WHAT IS REQUIRED:
Filter the material below so that only lines containing "icon" remain.

SOURCE INFORMATION:
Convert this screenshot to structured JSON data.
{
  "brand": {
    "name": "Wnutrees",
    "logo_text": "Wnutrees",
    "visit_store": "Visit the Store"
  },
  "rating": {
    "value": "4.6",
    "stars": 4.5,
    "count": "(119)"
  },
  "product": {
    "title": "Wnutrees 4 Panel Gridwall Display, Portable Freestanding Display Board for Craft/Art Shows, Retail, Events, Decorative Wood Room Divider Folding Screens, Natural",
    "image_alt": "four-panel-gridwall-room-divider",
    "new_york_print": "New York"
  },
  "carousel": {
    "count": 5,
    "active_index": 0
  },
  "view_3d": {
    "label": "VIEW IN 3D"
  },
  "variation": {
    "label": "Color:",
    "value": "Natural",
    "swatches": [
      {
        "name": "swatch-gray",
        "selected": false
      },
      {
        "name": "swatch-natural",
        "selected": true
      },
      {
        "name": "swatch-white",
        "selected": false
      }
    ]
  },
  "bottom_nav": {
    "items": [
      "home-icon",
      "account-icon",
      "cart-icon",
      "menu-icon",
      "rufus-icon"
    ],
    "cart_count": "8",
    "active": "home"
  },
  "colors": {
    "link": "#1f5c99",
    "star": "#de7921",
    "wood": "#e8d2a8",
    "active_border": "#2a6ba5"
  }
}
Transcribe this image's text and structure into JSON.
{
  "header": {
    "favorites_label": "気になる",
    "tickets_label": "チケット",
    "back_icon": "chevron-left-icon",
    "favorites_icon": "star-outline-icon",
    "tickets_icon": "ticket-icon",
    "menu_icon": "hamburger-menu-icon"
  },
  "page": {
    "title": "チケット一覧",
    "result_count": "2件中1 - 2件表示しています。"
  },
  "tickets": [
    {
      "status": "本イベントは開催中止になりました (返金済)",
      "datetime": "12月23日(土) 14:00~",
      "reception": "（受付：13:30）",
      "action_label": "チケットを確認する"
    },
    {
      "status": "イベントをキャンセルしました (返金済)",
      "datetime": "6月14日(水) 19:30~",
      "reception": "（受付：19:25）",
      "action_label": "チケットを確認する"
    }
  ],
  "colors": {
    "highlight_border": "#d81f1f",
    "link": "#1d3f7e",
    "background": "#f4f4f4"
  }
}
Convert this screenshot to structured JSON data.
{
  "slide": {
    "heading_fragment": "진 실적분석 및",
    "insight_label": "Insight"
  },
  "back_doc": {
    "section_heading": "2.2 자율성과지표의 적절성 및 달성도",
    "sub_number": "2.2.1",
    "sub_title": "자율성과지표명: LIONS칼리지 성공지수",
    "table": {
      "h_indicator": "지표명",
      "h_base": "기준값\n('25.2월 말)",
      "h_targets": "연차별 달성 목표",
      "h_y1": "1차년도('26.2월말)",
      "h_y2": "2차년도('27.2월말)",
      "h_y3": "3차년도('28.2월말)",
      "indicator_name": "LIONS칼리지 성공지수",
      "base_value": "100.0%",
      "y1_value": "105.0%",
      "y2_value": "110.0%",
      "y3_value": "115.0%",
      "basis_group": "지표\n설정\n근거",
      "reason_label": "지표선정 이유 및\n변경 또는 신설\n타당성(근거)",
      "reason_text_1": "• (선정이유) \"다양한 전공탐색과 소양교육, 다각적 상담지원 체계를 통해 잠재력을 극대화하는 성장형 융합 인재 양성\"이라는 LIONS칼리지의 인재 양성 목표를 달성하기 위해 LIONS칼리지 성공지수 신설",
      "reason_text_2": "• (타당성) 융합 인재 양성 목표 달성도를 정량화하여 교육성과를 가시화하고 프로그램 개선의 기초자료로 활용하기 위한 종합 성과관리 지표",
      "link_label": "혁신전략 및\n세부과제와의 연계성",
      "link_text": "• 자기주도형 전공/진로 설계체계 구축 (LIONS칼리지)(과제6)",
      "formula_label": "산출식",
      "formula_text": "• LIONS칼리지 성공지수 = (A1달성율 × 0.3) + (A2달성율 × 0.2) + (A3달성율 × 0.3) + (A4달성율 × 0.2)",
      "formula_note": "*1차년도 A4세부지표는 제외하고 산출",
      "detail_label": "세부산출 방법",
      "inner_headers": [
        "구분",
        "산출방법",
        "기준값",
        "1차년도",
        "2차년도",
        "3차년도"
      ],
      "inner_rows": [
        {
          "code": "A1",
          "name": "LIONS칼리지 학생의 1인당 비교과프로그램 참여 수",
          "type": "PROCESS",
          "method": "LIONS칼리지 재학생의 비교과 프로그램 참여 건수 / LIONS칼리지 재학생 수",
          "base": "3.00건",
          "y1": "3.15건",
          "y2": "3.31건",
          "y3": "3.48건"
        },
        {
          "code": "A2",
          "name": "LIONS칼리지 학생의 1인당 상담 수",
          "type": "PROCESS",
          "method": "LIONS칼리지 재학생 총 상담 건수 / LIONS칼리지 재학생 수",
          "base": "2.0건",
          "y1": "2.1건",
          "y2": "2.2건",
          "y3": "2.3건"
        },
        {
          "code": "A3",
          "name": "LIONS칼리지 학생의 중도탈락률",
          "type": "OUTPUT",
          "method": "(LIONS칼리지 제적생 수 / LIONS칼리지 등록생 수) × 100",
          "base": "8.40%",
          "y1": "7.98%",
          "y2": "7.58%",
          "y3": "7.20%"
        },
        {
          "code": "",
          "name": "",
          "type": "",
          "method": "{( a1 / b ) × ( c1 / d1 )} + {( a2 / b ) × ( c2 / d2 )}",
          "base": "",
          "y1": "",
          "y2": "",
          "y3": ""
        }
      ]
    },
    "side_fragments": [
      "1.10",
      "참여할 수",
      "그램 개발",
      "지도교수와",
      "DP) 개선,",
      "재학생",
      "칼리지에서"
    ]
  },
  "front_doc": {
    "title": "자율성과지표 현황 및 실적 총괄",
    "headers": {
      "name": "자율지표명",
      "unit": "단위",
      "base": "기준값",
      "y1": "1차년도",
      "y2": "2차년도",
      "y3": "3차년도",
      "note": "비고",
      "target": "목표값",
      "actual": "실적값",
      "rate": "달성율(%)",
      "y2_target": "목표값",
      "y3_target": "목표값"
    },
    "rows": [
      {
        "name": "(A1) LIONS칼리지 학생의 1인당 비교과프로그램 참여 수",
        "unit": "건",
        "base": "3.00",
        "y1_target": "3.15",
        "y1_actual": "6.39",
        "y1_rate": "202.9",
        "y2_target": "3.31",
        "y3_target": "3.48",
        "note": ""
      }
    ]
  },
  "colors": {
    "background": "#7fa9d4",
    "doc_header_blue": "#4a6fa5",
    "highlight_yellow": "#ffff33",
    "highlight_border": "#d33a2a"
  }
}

ANSWER AREA:
      "home-icon",
      "account-icon",
      "cart-icon",
      "menu-icon",
      "rufus-icon"
    "back_icon": "chevron-left-icon",
    "favorites_icon": "star-outline-icon",
    "tickets_icon": "ticket-icon",
    "menu_icon": "hamburger-menu-icon"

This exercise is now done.